“This program, you describe it as an elective. This is a lifestyle for these kids,” said Ms. Gibbs. “They are dedicated. They put their hearts and souls into this. They are planning on military careers. This is changing these kids’ lives. We need to keep this program not just for my kid but for all the other kids – 160-some odd children that are going to be affected by this. They have worked hard … hoping to get a leg up on the military service that they plan on pursuing. They have also been working toward their technical certificate. So they are going to be faced with a decision if this program leaves: ‘Do I stay at the school I love and just throw away the plans I have made for my future for the military, or do I keep those plans for the military and return to my home school so I can keep on with JROTC? But then I lose the three or two years that I put in my technical path.’”

Laurel Hummel, whose daughter is a junior in JROTC, says JROTC encourages citizenship, leadership, character and community service, increases GPA results and lowers school dropout rate. She added Tech’s JROTC program has been a steppingstone to the military for many students, including the U.S. Military Academy at West Point and the Coast Guard Academy. She added it also provides scholarships opportunities.

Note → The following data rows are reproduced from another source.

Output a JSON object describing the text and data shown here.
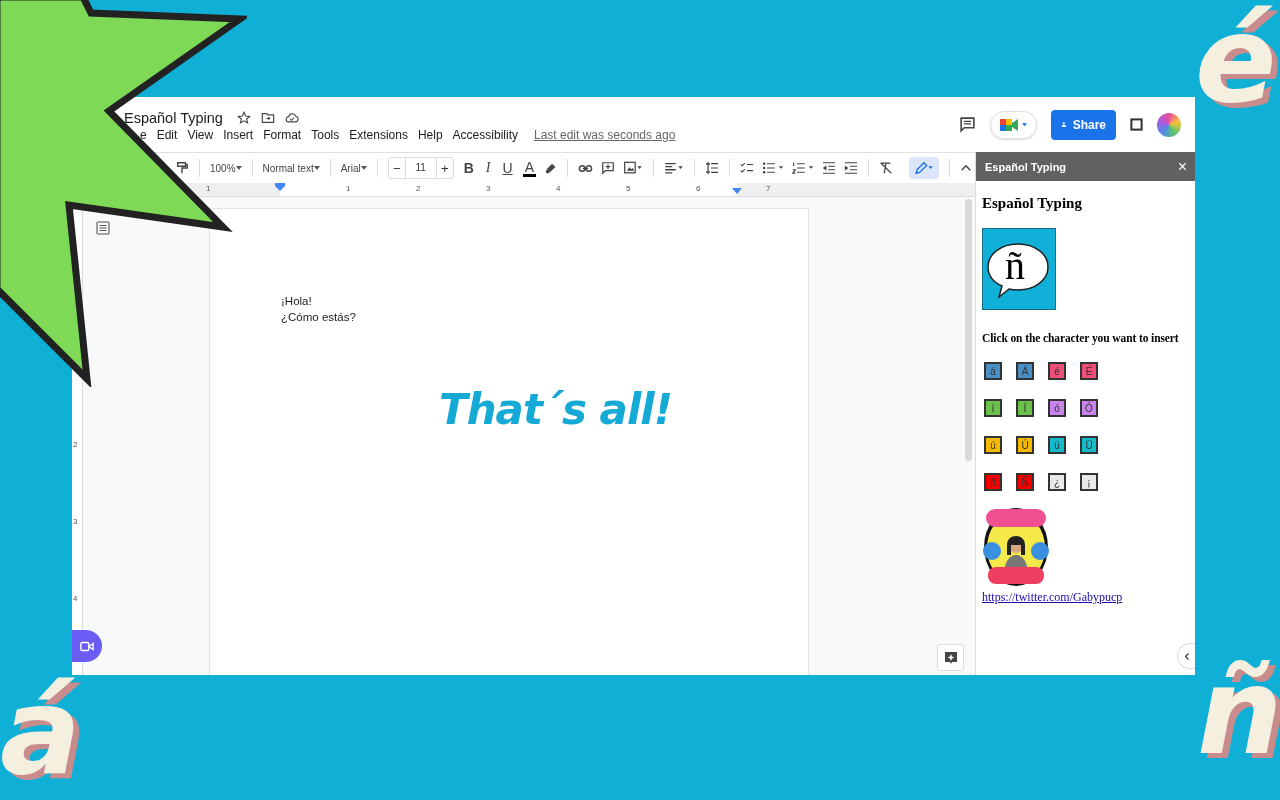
{
  "document": {
    "title": "Español Typing",
    "menu": [
      "e",
      "Edit",
      "View",
      "Insert",
      "Format",
      "Tools",
      "Extensions",
      "Help",
      "Accessibility"
    ],
    "last_edit": "Last edit was seconds ago",
    "share_label": "Share",
    "toolbar": {
      "zoom": "100%",
      "style": "Normal text",
      "font": "Arial",
      "decrease": "−",
      "font_size": "11",
      "increase": "+",
      "format_buttons": [
        {
          "label": "B",
          "kind": "bold"
        },
        {
          "label": "I",
          "kind": "italic"
        },
        {
          "label": "U",
          "kind": "underline"
        },
        {
          "label": "A",
          "kind": "color"
        }
      ]
    },
    "ruler": [
      "1",
      "1",
      "2",
      "3",
      "4",
      "5",
      "6",
      "7"
    ],
    "vertical_ruler": [
      "2",
      "3",
      "4"
    ],
    "body": [
      "¡Hola!",
      "¿Cómo estás?"
    ],
    "closing": "That´s all!"
  },
  "sidebar": {
    "title": "Español Typing",
    "close": "×",
    "heading": "Español Typing",
    "logo_glyph": "ñ",
    "instruction": "Click on the character you want to insert",
    "character_rows": [
      [
        {
          "label": "á",
          "color": "#4a8fc4"
        },
        {
          "label": "Á",
          "color": "#4a8fc4"
        },
        {
          "label": "é",
          "color": "#f04e78"
        },
        {
          "label": "É",
          "color": "#f04e78"
        }
      ],
      [
        {
          "label": "í",
          "color": "#6cc04a"
        },
        {
          "label": "Í",
          "color": "#6cc04a"
        },
        {
          "label": "ó",
          "color": "#c983ec"
        },
        {
          "label": "Ó",
          "color": "#c983ec"
        }
      ],
      [
        {
          "label": "ú",
          "color": "#f7b900"
        },
        {
          "label": "Ú",
          "color": "#f7b900"
        },
        {
          "label": "ü",
          "color": "#14bccb"
        },
        {
          "label": "Ü",
          "color": "#14bccb"
        }
      ],
      [
        {
          "label": "ñ",
          "color": "#f20000"
        },
        {
          "label": "Ñ",
          "color": "#f20000"
        },
        {
          "label": "¿",
          "color": "#e9e9e9"
        },
        {
          "label": "¡",
          "color": "#e9e9e9"
        }
      ]
    ],
    "link": "https://twitter.com/Gabypucp"
  },
  "decorations": [
    {
      "glyph": "é"
    },
    {
      "glyph": "á"
    },
    {
      "glyph": "ñ"
    }
  ]
}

Seaford resident Shaneka Gibbs gestures during her commentary in support of Sussex Tech’s JROTC program.

“Why could JROTC not be a technical area?” Ms. Hummel said.

Mr. Guthrie said that was previously pursued but was not approved by Delaware’s Department of Education.

“It has to be accredited by DOE,” Mr. Guthrie said. “We made that request. They turned us down.”

Additionally, Maj. Jester emphasized that it would not be fair to continue the program and bring in new ROTC instructors whose job security would soon be in jeopardy.

“Basically, what you are saying is you’re going to bring two families here and let them discover after a year and some odd months that they no longer have a job,” said Maj. Jester. “That’s not proper. You should not do that to a veteran’s family, someone that has served this country for at least 20 years.

“For the record I want to say that anybody who is saying that Sussex Tech is trying to get rid of JROTC is incorrect. We are not,” said Mr. Guthrie. “But I have to recognize our primary mission is vocational education. I hope there is a way that we can keep it here.”